===== Data listing

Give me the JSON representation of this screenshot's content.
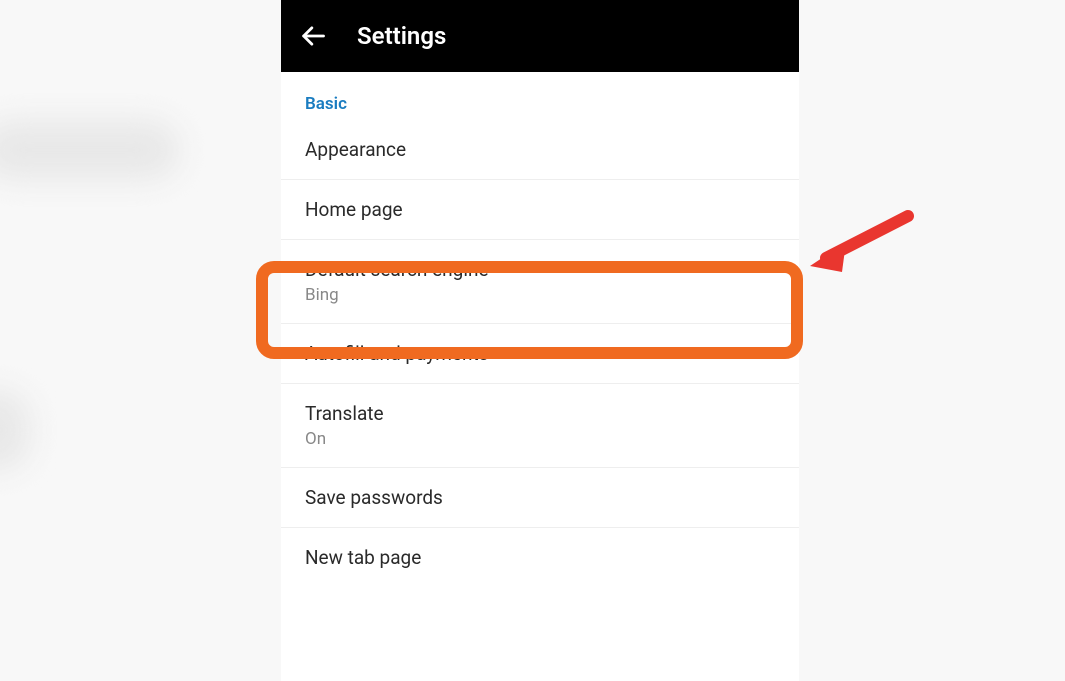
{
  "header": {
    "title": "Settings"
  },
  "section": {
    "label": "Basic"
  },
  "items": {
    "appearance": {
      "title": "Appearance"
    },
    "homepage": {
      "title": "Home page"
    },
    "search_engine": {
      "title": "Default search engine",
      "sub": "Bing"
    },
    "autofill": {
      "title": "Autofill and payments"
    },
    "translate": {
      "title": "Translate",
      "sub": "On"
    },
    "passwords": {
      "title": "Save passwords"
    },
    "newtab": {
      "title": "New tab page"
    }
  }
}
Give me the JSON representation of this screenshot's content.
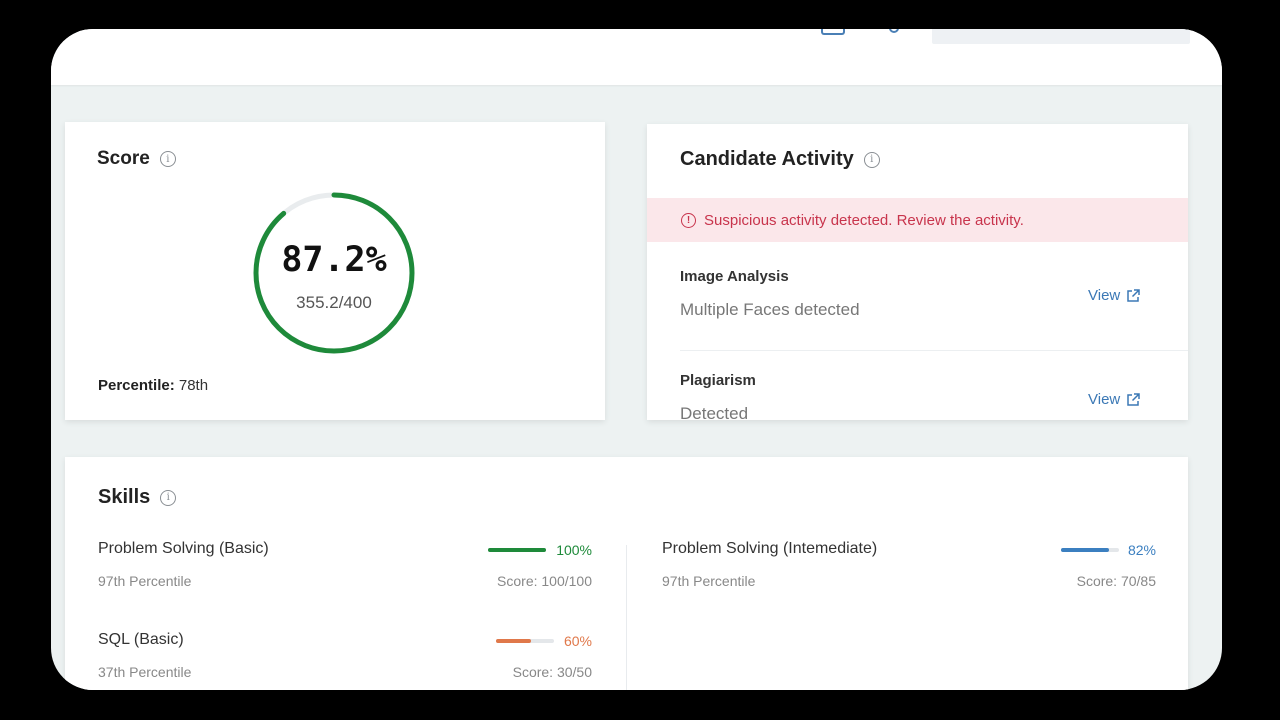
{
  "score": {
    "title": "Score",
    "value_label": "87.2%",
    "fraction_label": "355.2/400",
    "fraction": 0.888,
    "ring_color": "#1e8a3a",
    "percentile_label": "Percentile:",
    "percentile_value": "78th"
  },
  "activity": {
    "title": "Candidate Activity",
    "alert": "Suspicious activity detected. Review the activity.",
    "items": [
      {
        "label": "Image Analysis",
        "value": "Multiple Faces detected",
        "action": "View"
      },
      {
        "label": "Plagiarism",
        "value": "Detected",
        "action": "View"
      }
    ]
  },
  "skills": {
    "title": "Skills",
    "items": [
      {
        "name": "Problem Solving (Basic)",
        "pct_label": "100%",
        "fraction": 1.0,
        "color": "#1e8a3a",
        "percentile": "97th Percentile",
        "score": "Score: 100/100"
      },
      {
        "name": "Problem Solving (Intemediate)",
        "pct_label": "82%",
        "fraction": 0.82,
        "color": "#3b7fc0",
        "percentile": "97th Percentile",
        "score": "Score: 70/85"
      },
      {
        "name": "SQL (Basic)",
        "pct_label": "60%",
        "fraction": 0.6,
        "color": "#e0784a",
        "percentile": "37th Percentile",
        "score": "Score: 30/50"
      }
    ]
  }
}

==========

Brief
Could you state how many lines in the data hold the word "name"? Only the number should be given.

Your solution
3